Work instruction: Could you restate the data below word for word, without its pictures?

━━━━━━

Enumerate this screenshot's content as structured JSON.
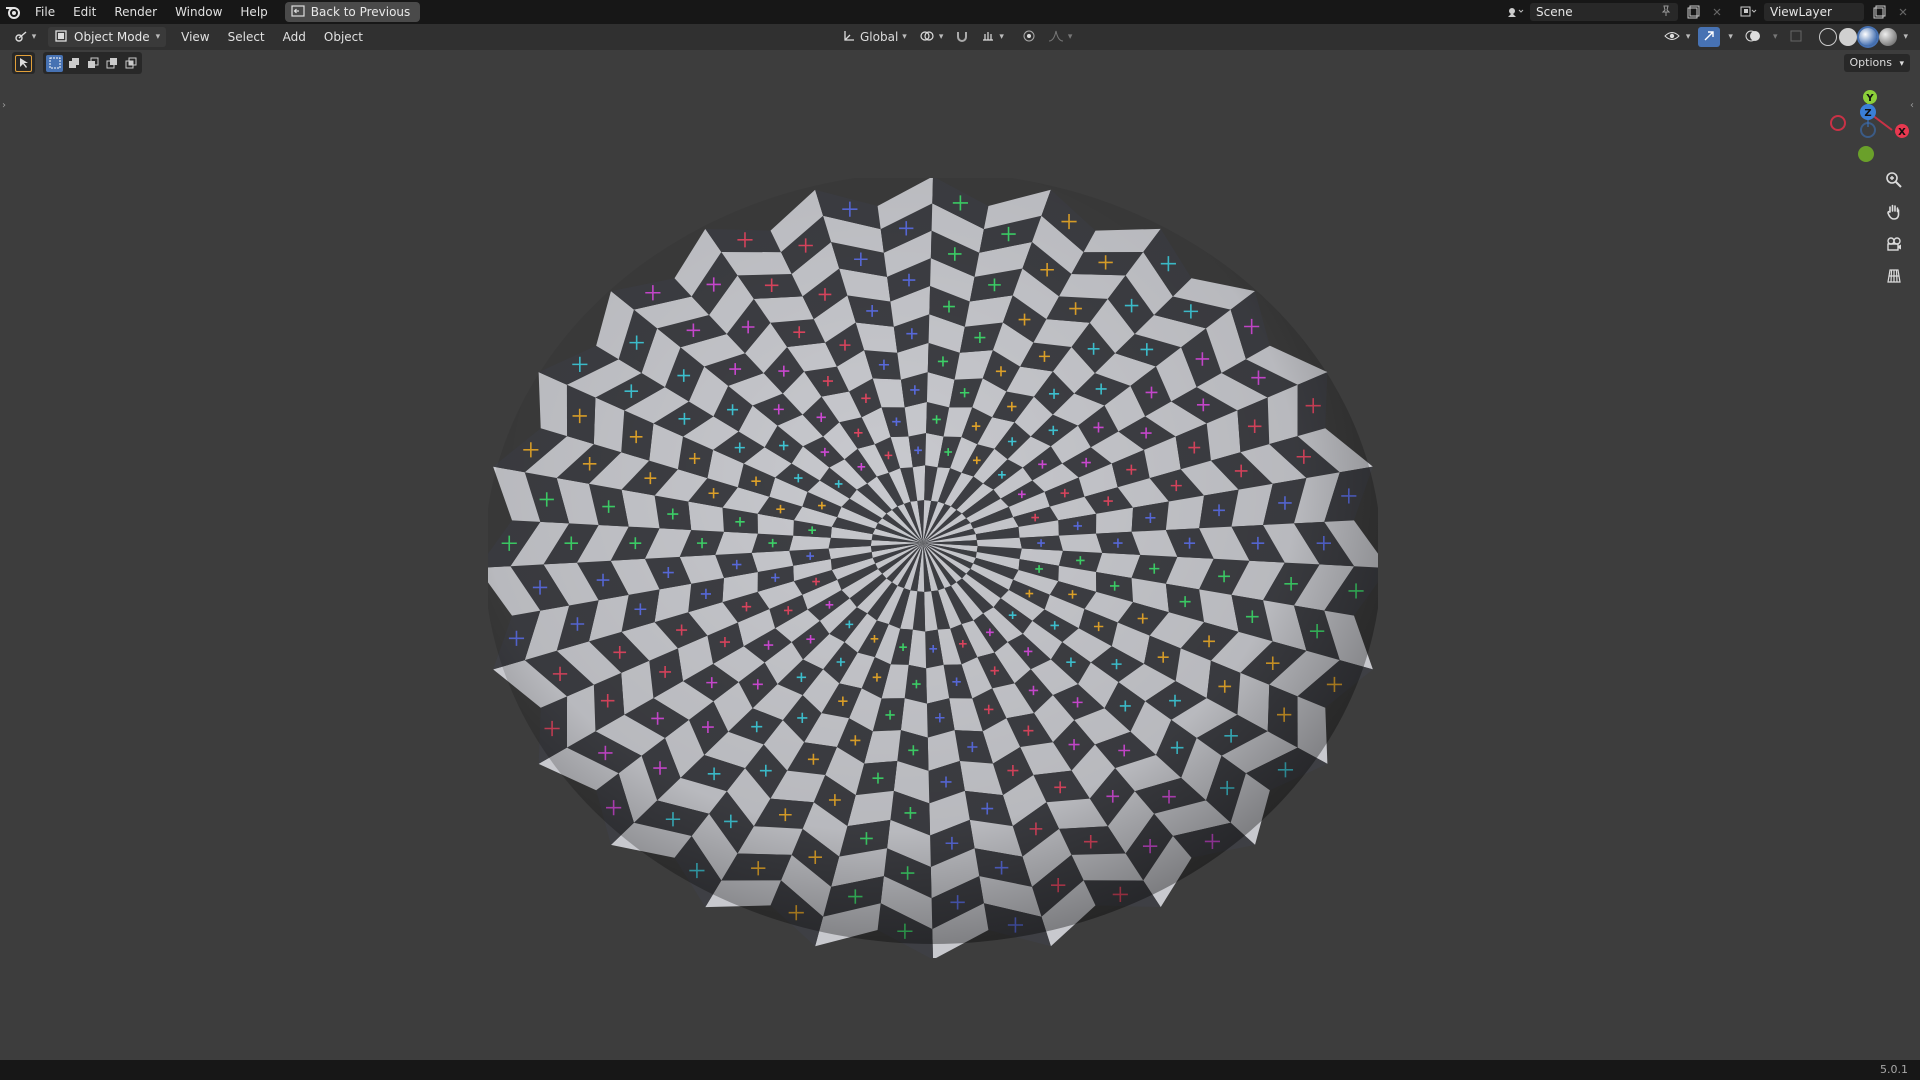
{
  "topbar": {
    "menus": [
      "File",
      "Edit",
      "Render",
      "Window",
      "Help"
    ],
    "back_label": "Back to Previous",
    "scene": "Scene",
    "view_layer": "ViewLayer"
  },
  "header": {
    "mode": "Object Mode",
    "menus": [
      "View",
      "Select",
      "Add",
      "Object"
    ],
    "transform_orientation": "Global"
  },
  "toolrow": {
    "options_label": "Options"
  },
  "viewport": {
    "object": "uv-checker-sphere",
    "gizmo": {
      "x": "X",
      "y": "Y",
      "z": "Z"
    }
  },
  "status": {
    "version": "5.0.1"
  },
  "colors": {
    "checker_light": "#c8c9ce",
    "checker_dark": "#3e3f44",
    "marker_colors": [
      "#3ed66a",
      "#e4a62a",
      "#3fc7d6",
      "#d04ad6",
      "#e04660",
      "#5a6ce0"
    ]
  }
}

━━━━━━

Problem solution:
Enumerate this screenshot's content as structured JSON.
{
  "topbar": {
    "menus": [
      "File",
      "Edit",
      "Render",
      "Window",
      "Help"
    ],
    "back_label": "Back to Previous",
    "scene": "Scene",
    "view_layer": "ViewLayer"
  },
  "header": {
    "mode": "Object Mode",
    "menus": [
      "View",
      "Select",
      "Add",
      "Object"
    ],
    "transform_orientation": "Global"
  },
  "toolrow": {
    "options_label": "Options"
  },
  "viewport": {
    "object": "uv-checker-sphere",
    "gizmo": {
      "x": "X",
      "y": "Y",
      "z": "Z"
    }
  },
  "status": {
    "version": "5.0.1"
  },
  "colors": {
    "checker_light": "#c8c9ce",
    "checker_dark": "#3e3f44",
    "marker_colors": [
      "#3ed66a",
      "#e4a62a",
      "#3fc7d6",
      "#d04ad6",
      "#e04660",
      "#5a6ce0"
    ]
  }
}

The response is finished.